- Reindert de Favauge (1872–1949) sport shooter, competed at the 1908 & 1920 Summer Olympics
- Henk Kersken (1880–1967) a sailor who competed at the 1928 Summer Olympics
- Barent Momma (1897–1936) a Dutch modern pentathlete, competed at the 1924 Summer Olympics
- Willem van Rhijn (1903–1979) a Dutch modern pentathlete, competed at the 1928 and 1932 Summer Olympics
- Janus van der Zande (1924–2016) a Dutch marathon runner, competed in the 1952 Summer Olympics
- Maarten Sikking (1948–2009) a field hockey goalkeeper, competed at the 1972 and 1976 Summer Olympics
- Rico Verhoeven (born 1989) a Dutch kickboxer
- Jacob Van Braam (1729-1792) a soldier of fortune, swordmaster and mercenary
- Julia Boschman (born 2002) a Dutch singer in famous girl group K3
Twin towns — sister citiesEdit
Bergen op Zoom is twinned with:
- Zoom in isolation is [ˈzoːm].
- "Burgemeester" [Mayor] (in Dutch). Gemeente Bergen op Zoom. Archived from the original on 22 April 2014. Retrieved 21 April 2014.
- "Kerncijfers wijken en buurten 2020" [Key figures for neighbourhoods 2020]. StatLine (in Dutch). CBS. 24 July 2020. Retrieved 19 September 2020.
- "Postcodetool for 4611AR". Actueel Hoogtebestand Nederland (in Dutch). Het Waterschapshuis.

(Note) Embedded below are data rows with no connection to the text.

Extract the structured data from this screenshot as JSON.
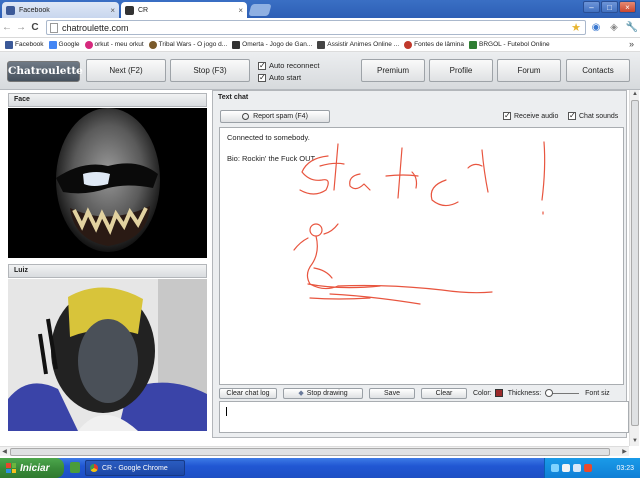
{
  "browser": {
    "tabs": [
      {
        "title": "Facebook",
        "close": "×",
        "favicon_color": "#3b5998"
      },
      {
        "title": "CR",
        "close": "×",
        "favicon_color": "#333333"
      }
    ],
    "window_controls": {
      "minimize": "–",
      "maximize": "□",
      "close": "×"
    },
    "address_bar": {
      "url": "chatroulette.com"
    },
    "nav": {
      "back": "←",
      "forward": "→",
      "reload": "C"
    },
    "bookmarks": [
      {
        "label": "Facebook",
        "icon_color": "#3b5998"
      },
      {
        "label": "Google",
        "icon_color": "#4285f4"
      },
      {
        "label": "orkut - meu orkut",
        "icon_color": "#d6297d"
      },
      {
        "label": "Tribal Wars - O jogo d...",
        "icon_color": "#7a5a2b"
      },
      {
        "label": "Omerta - Jogo de Gan...",
        "icon_color": "#333333"
      },
      {
        "label": "Assistir Animes Online ...",
        "icon_color": "#444444"
      },
      {
        "label": "Fontes de lâmina",
        "icon_color": "#c0392b"
      },
      {
        "label": "BRGOL - Futebol Online",
        "icon_color": "#2e7d32"
      }
    ],
    "bookmarks_more": "»"
  },
  "chatroulette": {
    "logo": "Chatroulette",
    "buttons": {
      "next": "Next (F2)",
      "stop": "Stop (F3)",
      "premium": "Premium",
      "profile": "Profile",
      "forum": "Forum",
      "contacts": "Contacts"
    },
    "options": {
      "auto_reconnect": "Auto reconnect",
      "auto_start": "Auto start",
      "auto_reconnect_checked": true,
      "auto_start_checked": true
    },
    "panels": {
      "stranger_label": "Face",
      "self_label": "Luiz"
    },
    "text_chat": {
      "title": "Text chat",
      "report_spam": "Report spam (F4)",
      "receive_audio": "Receive audio",
      "chat_sounds": "Chat sounds",
      "receive_audio_checked": true,
      "chat_sounds_checked": true,
      "messages": [
        "Connected to somebody.",
        "Bio: Rockin' the Fuck OUT"
      ],
      "controls": {
        "clear_chat_log": "Clear chat log",
        "stop_drawing": "Stop drawing",
        "save": "Save",
        "clear": "Clear",
        "color_label": "Color:",
        "thickness_label": "Thickness:",
        "font_size_label": "Font siz"
      },
      "draw_color": "#e8553f"
    }
  },
  "taskbar": {
    "start": "Iniciar",
    "task": "CR - Google Chrome",
    "clock": "03:23"
  }
}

Retrieved 21 April 2014.
- "Bevolkingsontwikkeling; regio per maand" [Population growth; regions per month]. CBS Statline (in Dutch). CBS. 1 January 2021. Retrieved 2 January 2022.
- "Collection: The Marketplace in Bergen op Zoom". National Gallery of Art. Archived from the original on 2020-08-03. Retrieved 24 July 2021.
- "SAIC Innovative Plastics B.V". Bloomberg. Retrieved 2015-03-10.
- "Tobacco Firm Philip Morris to End Production in Netherlands". The Wall Street Journal. 2014-04-04. Retrieved 2015-03-10.
- Encyclopædia Britannica. Vol. 9 (11th ed.). 1911. .
- IMDb Database retrieved 07 October 2019
- IMDb Database retrieved 06 October 2019
- The Encyclopedia Americana, Van Braam, Jacob retrieved 06 October 2019
- A Ballad on the Taking of Bergen-Op Zoom. London: M. Cooper, 1747.
- Merck toch hoe sterck. The anthem of the city: A. Valerius, 1626.
- Bot, Marie-Louise, and Gouke J. Bonsel. The Bergen Op Zoom-Quality of Life Survey: A Dutch Contribution to the Collaborative Study of the European Common Core Group. Rotterdam: Dept. of Public Health and Social Medicine/Institute for Medical Technology Assessment, Erasmus University Rotterdam, 1989. ISBN 90-72245-45-8
- Edler, Florence. Attendance at the Fairs of Bergen-Op-Zoom 1538–1544. Bergen op Zoom: [s.n.], 1936.
- Smyth, James Carmichael. Plans of the Attacks Upon Antwerp, Bergen-Op-Zoom, Cambray, Peronne, Maubeuge, Landrecy, Marienbourg, Philippeville and Rocroy, By the British and Prussian Armies in the Campaigns of 1814 and of 1815. 1817.
- 1939–1945 The War Dead of the Commonwealth: The Register of the Names of Those Who Fell and Are Buried in Cemeteries in the Netherlands: Bergen Op Zoom Canadian War Cemetery. Maidenhead: Commonwealth War Graves Commission, 1994.
- Media related to Bergen op Zoom at Wikimedia Commons